Greased Pig Iuitrics
Labor on lanais, fences,
baseball ground, etc.,
K. F. & L. Co. Hauling
bamboo, sand etc.,
Lumber used, back stop
hitching posts, etc.,
Red wood posts, etc.,
Flags. Japanese children
Comniitte". & Bwoster Bad
Lihue Ice Co. Soda water
Pig for greased pig event.
Sundries. Rope, twine,
s icars, leatlur, lings, etc,
Silver Cup. Winner of
Base Ball game.
Balance of Cash on Hand.
W. D. McBkvdi;,
Groceries, Wholesale and Retail
I The Eleele Store j
The House With A Reputation For Squareness ' 1
J. 1. SILVA, Proprietor.
Ninety-five per cent o f our
consumption, says the rvorth
Carolina state board of health,
comes from careless spitting,
coughing and sneezing, particularly
on the part of the consumptive,
but also from people who are ap
parently healthy. Spit i s fre
quently laden with deadly disease
germs, particularly that of con
sumptives. "When one coughs, spits or
sneezes, a great multitude of tiny
drops of spittle are violently ex
pelled from the mouth and nose.
The largest of these drops can be
readily seen. A large number o
smaller droplets can be tounu it a
mirror or niece of nlass is held be
fore the face when coughing or
sneezing. A tremendous quantity
of still smaller droplets are dis
charged in the form of an invisible
Treasurer for Committee.
Harry Waldron, representing
the Honolulu Iron Works arrived
Wednesday and afUr transacting
some special work returned by the
Kin. hi Friday. Harry is a polo en
thusiast and did some hustling in
order to catch the Kinau.
which they reached us traced out.
We all need to learn the lessons
on sanitation well. The govern
ment is giving these lessons free.
The chief trouble in carrying out
health measures is that many peo
ple do not understand anything
about germ diseases. These per-j
sons cannot understand the im
portance of sanitation. Small towns
or camps are almo-Jt always in
great need of health reform. In
these places much can be done
aloiiK this Hue by education. I he

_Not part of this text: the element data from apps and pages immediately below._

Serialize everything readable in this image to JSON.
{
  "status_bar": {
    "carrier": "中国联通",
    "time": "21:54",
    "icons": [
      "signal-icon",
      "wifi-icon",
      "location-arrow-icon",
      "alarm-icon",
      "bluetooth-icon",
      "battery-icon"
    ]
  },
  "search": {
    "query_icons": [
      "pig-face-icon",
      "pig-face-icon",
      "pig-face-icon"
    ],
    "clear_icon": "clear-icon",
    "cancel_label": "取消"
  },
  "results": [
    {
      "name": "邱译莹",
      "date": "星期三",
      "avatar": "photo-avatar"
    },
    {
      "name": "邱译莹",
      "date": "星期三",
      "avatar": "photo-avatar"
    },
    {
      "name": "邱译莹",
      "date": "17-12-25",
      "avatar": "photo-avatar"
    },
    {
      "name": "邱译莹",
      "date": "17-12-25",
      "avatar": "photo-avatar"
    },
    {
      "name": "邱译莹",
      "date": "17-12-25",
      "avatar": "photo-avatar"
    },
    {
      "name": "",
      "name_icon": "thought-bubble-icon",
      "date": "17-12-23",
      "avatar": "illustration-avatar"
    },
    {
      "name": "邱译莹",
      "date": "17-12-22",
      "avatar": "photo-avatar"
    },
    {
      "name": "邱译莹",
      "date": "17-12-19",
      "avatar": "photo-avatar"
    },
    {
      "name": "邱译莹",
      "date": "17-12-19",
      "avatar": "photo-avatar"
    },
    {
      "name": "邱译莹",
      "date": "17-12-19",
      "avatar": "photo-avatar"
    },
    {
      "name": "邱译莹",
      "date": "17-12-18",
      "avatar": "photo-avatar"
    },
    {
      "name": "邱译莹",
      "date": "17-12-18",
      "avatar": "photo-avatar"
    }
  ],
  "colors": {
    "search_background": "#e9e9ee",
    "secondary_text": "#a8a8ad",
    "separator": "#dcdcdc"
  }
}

Some Wise Slogans For All
All can subscribe to the follow-
ing slogans from the Burlington,
Slogan for the merchant: There's
more trade to be had; go after it.
Slogan for the banker: There's
more business to oe nau among
people who have not acquired the
bank habit. Create it.
Slogan for the fanner: There's
greater profit to be got out of the
soil. Go after it.
Slogan for the workingman:
There's more jobs to be had by
persistent search. Try the power
Slogan for the manufacturer:
Thers is more markets to be won.
Win them by increased efficiency
of production and salesmanship.
Slogan for everybody. There are
snr.iv or mist, which floats about
in the air for some time. Scientists tn re opportunities; some exist
have found that when amaucoughs,
spits or sneezes in a large hall or
room where the air is quiet, these
tiny, invisible germ-laden droplets
will float in the air for a distance of
25 to 100 feet. These tiny droplets,
in the form of mist or spray, may
be breathed in by other people, or
they may settle on objects with
which they come into intimate con
tact such as food and clothing.
Viewed in this light, such conduct
is at least impolite. Furthermore,
it is dangerous to the public at
large to have careless people actual
ly coughing, sneezing and spitting
germ-laden matter into their faces,
even if it is invisible and in the
form of fine mist."
Salesman Seemann of the Schu
man Carriage Co., Honolulu, is on
a business trip, having arrived last
Assistant Book-keeper Bueholtz.
of the Kilauea Plantation, came
over last Tuesday evening to meet
The man who has something to ,rermSi We been found out
sell is always an optimist. ' homes discovered and the ways by
s the' purpose of the exhibit and lantern! wife who came ui fiom Hono-J Speary
their' Uw lectures is mainly an edu-.lulu Wednesday morning. 1 hey with the g
and some to be created.
Push and publicity" is the key
note for all.
Office of Inspector, 19 Dis
trict, Honolulu, T. II.,
July 12, 1912.
Local Notici; To Makinisus.
Hawaiian Islands Oahu Island
Honolulu Harbor Channel Gas
Buoy, No. 9, reported extinguish
ed July 5, was relighted July 12,
C. & G. S. Chart 4109.
Light List, Pacific Coast, 1912,
p. 92, No. 579.
Buoy List, 19th. District, 1911,
By order of the Commissioner
Lieutenant, U, S. N.,
Inspector, 19th Lighthouse District.
Mr. Nicoll, salesman for the
lour Co., is here again
glad hand and the smile
1 cationui one.
will make their home in Kilauea. which ne er wears off ,